------ RECORDS SHOWN

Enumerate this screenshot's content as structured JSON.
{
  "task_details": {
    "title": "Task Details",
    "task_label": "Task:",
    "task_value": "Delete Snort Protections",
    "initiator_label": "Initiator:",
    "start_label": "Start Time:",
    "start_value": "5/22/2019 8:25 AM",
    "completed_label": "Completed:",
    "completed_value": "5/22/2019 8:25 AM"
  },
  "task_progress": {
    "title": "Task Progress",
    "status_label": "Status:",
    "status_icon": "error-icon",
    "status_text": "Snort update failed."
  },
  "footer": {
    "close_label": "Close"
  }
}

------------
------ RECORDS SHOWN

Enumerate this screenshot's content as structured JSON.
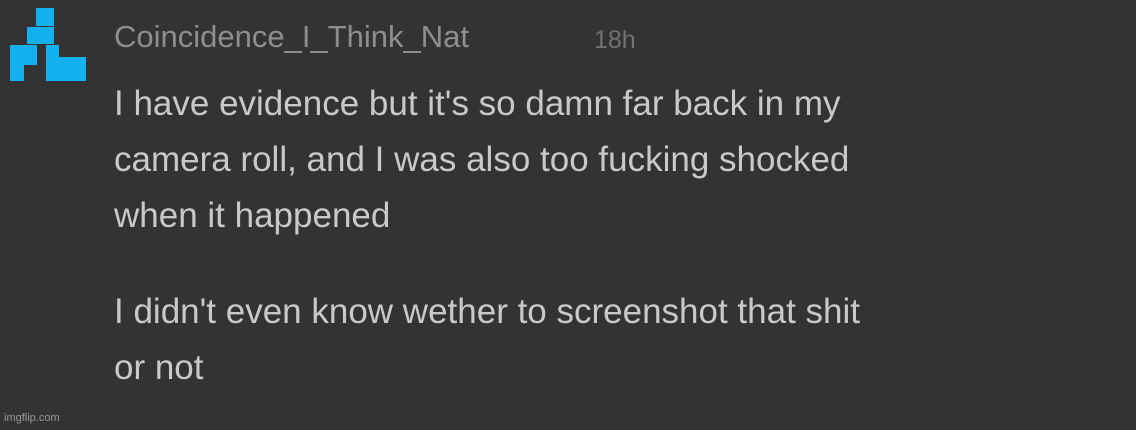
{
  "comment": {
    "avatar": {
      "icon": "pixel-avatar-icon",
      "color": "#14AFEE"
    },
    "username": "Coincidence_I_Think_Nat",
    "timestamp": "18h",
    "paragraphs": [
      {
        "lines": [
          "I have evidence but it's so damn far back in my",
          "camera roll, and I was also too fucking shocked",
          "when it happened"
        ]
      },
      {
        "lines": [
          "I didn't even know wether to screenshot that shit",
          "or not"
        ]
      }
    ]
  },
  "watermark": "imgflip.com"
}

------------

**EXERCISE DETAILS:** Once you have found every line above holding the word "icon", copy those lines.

**SOLUTION TO THE PROBLEM:**
    "status_icon": "error-icon",
      "icon": "pixel-avatar-icon",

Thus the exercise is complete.